‘The People’s Plan’: Govt reveals national development strategy for next 15 yearsPosted: November 15, 2016
A Plan for Vanuatu until 2030 and another for Port Vila for the next 20 years are of particular interest in Daily Post today.
The national sustainable development plan, was developed through a national consultative process and is being promoted as the People’s Plan for the country. It takes as its model a development plan based on considerations of profit, people and the planet and is not just another Priorities and Action Agenda like the last one, which expired last year.
Approximately 1,500 people were consulted in preparation of the People’s Plan, in groups of about 50 people. Their deliberations concerned the three pillars of the economy, the environment and society, but the cultures of Vanuatu were seen as the bottom line in the consultations around Vanuatu.
The Department of Strategic Policy, Planning and Aid Coordination (DSSPAC) and its Director, Gregoire Nimbtik, will be presenting the Plan for validation tomorrow Wednesday morning at the National Convention Centre at 8.30 am. Deputy PM Joe Natuman will introduce the Plan on behalf of PM Salwai.
Certainly this plan seems to offer the people of the country the chance to have an adequate participation in the awareness process we have come to expect from government.

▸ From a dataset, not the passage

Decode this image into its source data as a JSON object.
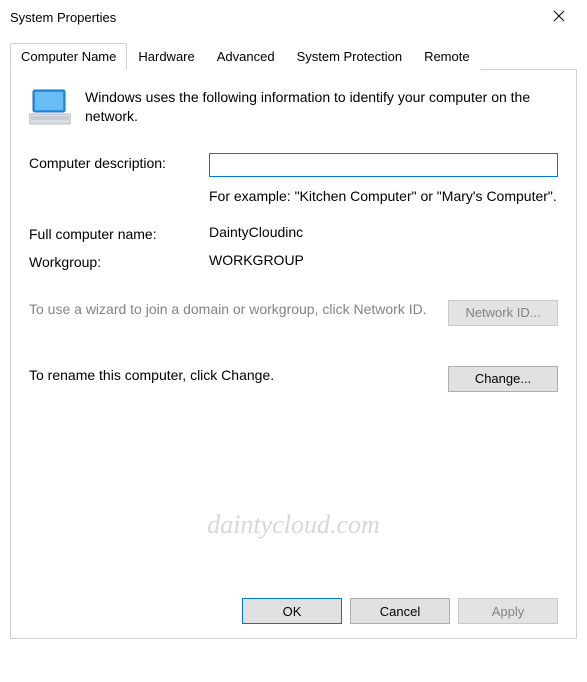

The plan for Port Vila is another matter entirely. We were advised this morning as we read the news story in the paper that a meeting to tell us more was already underway in the Town Hall (with minimal public meeting facilities) this morning. Consultation was said to be an integral component of the development of a zoning control document for Port Vila, by the Acting Town Clerk. The news story was not claimed as the work of any particular journalist or municipal official, but the strategic plan for the next 20 years is its base.

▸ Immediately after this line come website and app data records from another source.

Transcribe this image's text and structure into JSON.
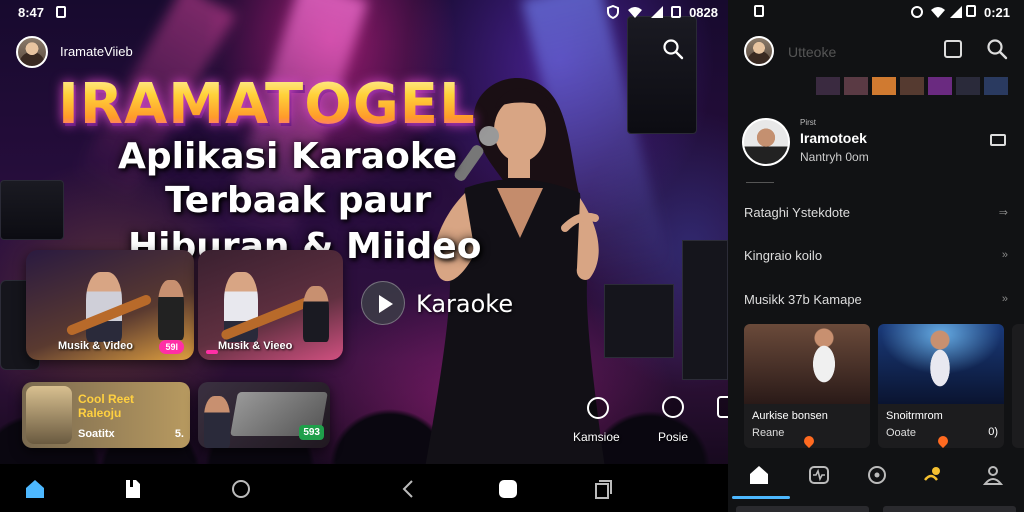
{
  "left": {
    "status": {
      "time": "8:47",
      "right_text": "0828"
    },
    "header": {
      "username": "IramateViieb"
    },
    "hero": {
      "brand": "IRAMATOGEL",
      "headline_line1": "Aplikasi Karaoke",
      "headline_line2": "Terbaak paur",
      "headline_line3": "Hiburan & Miideo"
    },
    "cards": [
      {
        "label": "Musik & Video",
        "badge": "59l"
      },
      {
        "label": "Musik & Vieeo",
        "badge": ""
      }
    ],
    "play_label": "Karaoke",
    "mini_cards": [
      {
        "title": "Cool Reet\nRaleoju",
        "sub": "Soatitx",
        "count": "5."
      },
      {
        "badge": "593"
      }
    ],
    "side_actions": [
      {
        "label": "Kamsioe",
        "icon": "heart-icon"
      },
      {
        "label": "Posie",
        "icon": "timer-icon"
      }
    ],
    "nav": [
      "home-icon",
      "clip-icon",
      "circle-icon",
      "back-icon",
      "home-square-icon",
      "recent-icon"
    ]
  },
  "right": {
    "status": {
      "time": "0:21"
    },
    "header": {
      "title": "Utteoke"
    },
    "swatch_colors": [
      "#3a2a40",
      "#5a3a44",
      "#d07a30",
      "#553a30",
      "#6a2a80",
      "#2a2a3a",
      "#2a3a60"
    ],
    "profile": {
      "small": "Pirst",
      "name": "Iramotoek",
      "sub": "Nantryh 0om"
    },
    "rows": [
      {
        "label": "Rataghi Ystekdote"
      },
      {
        "label": "Kingraio koilo"
      },
      {
        "label": "Musikk 37b Kamape"
      }
    ],
    "cards": [
      {
        "title": "Aurkise bonsen",
        "sub": "Reane",
        "count": ""
      },
      {
        "title": "Snoitrmrom",
        "sub": "Ooate",
        "count": "0)"
      }
    ],
    "nav": [
      "home-icon",
      "activity-icon",
      "music-icon",
      "sparkle-icon",
      "profile-icon"
    ]
  },
  "colors": {
    "accent_pink": "#ff2fa6",
    "accent_gold": "#ffd23a",
    "accent_blue": "#4db8ff"
  }
}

This Strategic Plan for and Zoning and Development Control of Port Vila is being created by a municipality which does not have a qualified town planner working for it. Thus we have investors taking advantage of the absence of height restrictions for their buildings and other would-be developers getting money-making projects underway where no real EIA has been issued. Both Port Vila and Luganville (now considered ripe for development) need to acquire professional town planners. Any plan created without professional advice will be a nonsense.